The top 10 features of a good ESG report
With hundreds of ESG Frameworks, and considerable variations according to the scale of your organisation, there are several common denominators which typify a legitimate, quality, ESG report:
- Omissions are justified,
- Honesty and integrity,
- No ‘management speak’,
- No use of hyperlinks as answers,
- Statements must be based on evidence,
- No marketing ‘fluff’,
Your ESG report should be a stand-alone document which helps the reader understand the organisation, its management, and its impact. References for further reading are acceptable, but that data should merely be supplemental;
It is entirely unacceptable to not answer questions or provide data required by the reporting framework. Very few corporations produce reports which meet the mandatory requirements of the most common frameworks, which may be interpreted as being misleading since only an expert can spot such omissions;
(3) Omissions must be justified
There are several permitted reasons for not providing data. These include such themes as there being lack of relevance, no data available, or a subject being out of scope. However, when reviewing an ESG report, a clear warning sign of risk is reading ‘not applicable’ or ‘_______’;
As any politician can demonstrate, bad news can be repackaged. Resist the temptation within your ESG report because openness – transparency – must be its hallmark. If your declarations appear to have been written by a lawyer, then you’ve almost certainly missed the mark. It’s noted that specific accounting statements are necessarily complex, but these must be the exceptions and not the rule.
(5) Honesty and integrity
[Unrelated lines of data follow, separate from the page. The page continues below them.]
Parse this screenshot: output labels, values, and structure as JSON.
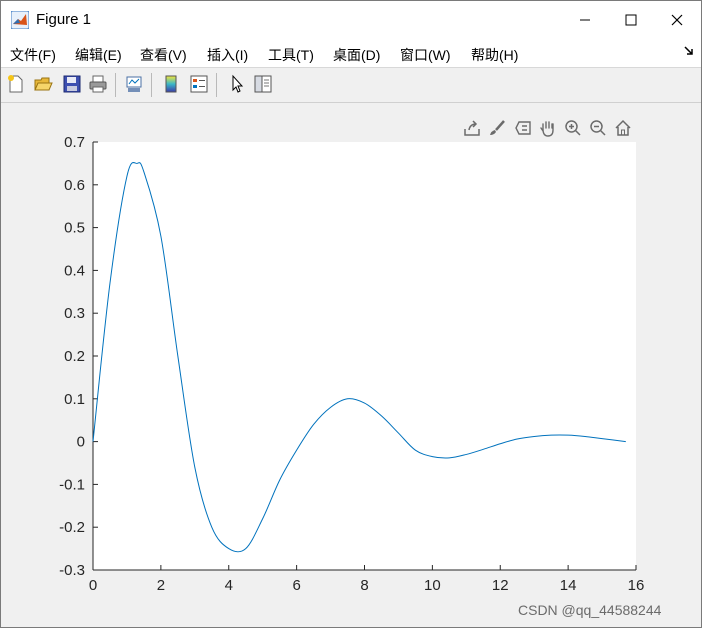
{
  "window": {
    "title": "Figure 1"
  },
  "menu": [
    {
      "label": "文件(F)"
    },
    {
      "label": "编辑(E)"
    },
    {
      "label": "查看(V)"
    },
    {
      "label": "插入(I)"
    },
    {
      "label": "工具(T)"
    },
    {
      "label": "桌面(D)"
    },
    {
      "label": "窗口(W)"
    },
    {
      "label": "帮助(H)"
    }
  ],
  "menu_extra_icon": "dock-arrow-icon",
  "toolbar_icons": [
    "new-figure-icon",
    "open-file-icon",
    "save-icon",
    "print-icon",
    "link-plot-icon",
    "insert-colorbar-icon",
    "insert-legend-icon",
    "edit-plot-cursor-icon",
    "property-editor-icon"
  ],
  "axes_toolbar_icons": [
    "export-icon",
    "brush-icon",
    "data-tips-icon",
    "pan-icon",
    "zoom-in-icon",
    "zoom-out-icon",
    "home-icon"
  ],
  "watermark": "CSDN @qq_44588244",
  "colors": {
    "line": "#0072bd",
    "figure_bg": "#f0f0f0",
    "axes_bg": "#ffffff"
  },
  "chart_data": {
    "type": "line",
    "title": "",
    "xlabel": "",
    "ylabel": "",
    "xlim": [
      0,
      16
    ],
    "ylim": [
      -0.3,
      0.7
    ],
    "xticks": [
      0,
      2,
      4,
      6,
      8,
      10,
      12,
      14,
      16
    ],
    "yticks": [
      -0.3,
      -0.2,
      -0.1,
      0,
      0.1,
      0.2,
      0.3,
      0.4,
      0.5,
      0.6,
      0.7
    ],
    "xtick_labels": [
      "0",
      "2",
      "4",
      "6",
      "8",
      "10",
      "12",
      "14",
      "16"
    ],
    "ytick_labels": [
      "-0.3",
      "-0.2",
      "-0.1",
      "0",
      "0.1",
      "0.2",
      "0.3",
      "0.4",
      "0.5",
      "0.6",
      "0.7"
    ],
    "grid": false,
    "series": [
      {
        "color": "#0072bd",
        "x": [
          0,
          0.5,
          1.0,
          1.3,
          1.5,
          2.0,
          2.5,
          3.0,
          3.5,
          4.0,
          4.5,
          5.0,
          5.5,
          6.0,
          6.5,
          7.0,
          7.5,
          8.0,
          8.5,
          9.0,
          9.5,
          10.0,
          10.5,
          11.0,
          11.5,
          12.0,
          12.5,
          13.0,
          13.5,
          14.0,
          14.5,
          15.0,
          15.7
        ],
        "y": [
          0,
          0.37,
          0.62,
          0.65,
          0.63,
          0.48,
          0.2,
          -0.06,
          -0.2,
          -0.25,
          -0.25,
          -0.18,
          -0.09,
          -0.02,
          0.04,
          0.08,
          0.1,
          0.09,
          0.06,
          0.02,
          -0.02,
          -0.035,
          -0.038,
          -0.03,
          -0.018,
          -0.005,
          0.006,
          0.012,
          0.015,
          0.015,
          0.012,
          0.007,
          0.0
        ]
      }
    ]
  }
}
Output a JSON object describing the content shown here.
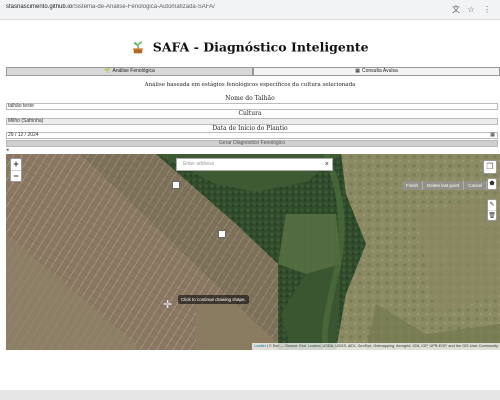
{
  "browser": {
    "url_domain": "sfasnascimento.github.io",
    "url_path": "/Sistema-de-Analise-Fenologica-Automatizada-SAFA/"
  },
  "header": {
    "title": "SAFA - Diagnóstico Inteligente",
    "icon": "sprout-icon"
  },
  "tabs": [
    {
      "label": "Análise Fenológica",
      "icon": "sprout-icon",
      "active": true
    },
    {
      "label": "Consulta Avulsa",
      "icon": "calendar-icon",
      "active": false
    }
  ],
  "description": "Análise baseada em estágios fenológicos específicos da cultura selecionada",
  "form": {
    "field_name_label": "Nome do Talhão",
    "field_name_value": "talhão teste",
    "culture_label": "Cultura",
    "culture_value": "Milho (Safrinha)",
    "date_label": "Data de Início do Plantio",
    "date_value": "29 / 12 / 2024",
    "generate_label": "Gerar Diagnóstico Fenológico"
  },
  "map": {
    "search_placeholder": "Enter address",
    "draw_actions": [
      "Finish",
      "Delete last point",
      "Cancel"
    ],
    "tooltip": "Click to continue drawing shape.",
    "attribution_leaflet": "Leaflet",
    "attribution_text": " | © Esri — Source: Esri, i-cubed, USDA, USGS, AEX, GeoEye, Getmapping, Aerogrid, IGN, IGP, UPR-EGP, and the GIS User Community"
  },
  "colors": {
    "farmland": "#8c7a64",
    "forest": "#2f4a2b",
    "pasture": "#8b9062"
  }
}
Governance is the most overlooked aspect of ESG, and yet it’s the most fundamental component. Good governance requires proper disclosure, and this demands a management team which ‘walks the talk’. Think of it as ‘the people-factor’: how you treat your employees and you customers? What of society as a whole? Ask Volkswagen!
(6) Limited ‘management speak’
Clarity is a key feature of your ESG report, and it must be remembered that concepts such as ‘frameworks’, ‘stakeholders’, and ‘maturity curve’ are alien to many readers. Unfortunately, ESG has spawned 100’s of topic-specific acronyms, but where narratives statements are offered, strive to write clearly to the widest audience.
(7) A hyperlink is not an answer!
The internet is awash with the ESG reports of global brands whose ESG reports are comprised of two hundred ESG questions to which more than half have no answer: there’s just a hyperlink to external data. This is unacceptable, and a fundamental breach of various frameworks, such as the Global Reporting Initiative.
(8) Statements must be based on evidence
Everything within your ESG report should be evidentiary based. Whatever the statement, ask: ‘Could we prove this if challenged?’ and ‘has this been documented?’. Within the EU and UK Sustainable Reporting Directives, expect legislation which puts the organisation and its officers are risk if false or misleading statements are made.
(9) Beware of marketing ‘fluff’
Take a look at various corporate reports and you’ll discover they incorporate extensive marketing pieces. Now see the model example produced by Xerox https://www.xerox.com/en-us/about/corporate-social-responsibility and note how every statement is supported. Don’t be caught out by permitting your marketing team to introduce exaggerations and beware of management teams too!
Your ESG reporting period will tend to coincide with your annual financial reports, but there’s no reason not to issue revisions as may be desired. Unlike so many of the ISO standards, your ESG report isn’t intended to sit on the shelf to be dusted off every three years. It’s all about continuous improvement and disclosure. Celebrate your updates!
How does an ESG benefit my business?
At ESG PRO, we work with clients across Asia, the USA, and Europe. We believe the real need is to assist organisations who don’t have the resources of the global conglomerates because they’re finding a lack of affordable and effective resource.
There are vast numbers of small and medium-sized business as well as organisations which are in the not-for-profit sector, public bodies (such as schools), and other institutions whose efforts to improve can deliver significant improvements for society.
Undertaking ESG reporting makes every organisation stronger and more competitive. It’s as pertinent to a small law firm, builder, or school as it is to a ‘brand name’.
Which ESG framework should we use?
Since the majority of organisations have not yet begun their ESG reporting, we steer our clients through the tried and tested Global Reporting Institute (GRI) framework so there a solid foundation.
With the GRI complete, the next logical step is to incorporate the Sustainability Accounting Standards Board (SASB) framework, because this introduces industry-specific components.
From there, there are many choices. The key is to get the basics right first, and to formulate a strategy.
What’s clear is that those corporations with a stronger ESG position are outperforming those without a clear strategy.
Why ESG is not a pass or fail?
The correct emphasis for ESG is continuous improvement. Nob organisation is perfect. And it’s because of this that we take our clients through to a formal ESG rating: an industry specific index which reflects where they are on their overall ESG journey.
Since ESG consulting is about guiding organisations as to how to have a positive impact upon the people they employ, the environment, and upon society as a whole, no one should fear a bad rating unless they truly do have some awful governance!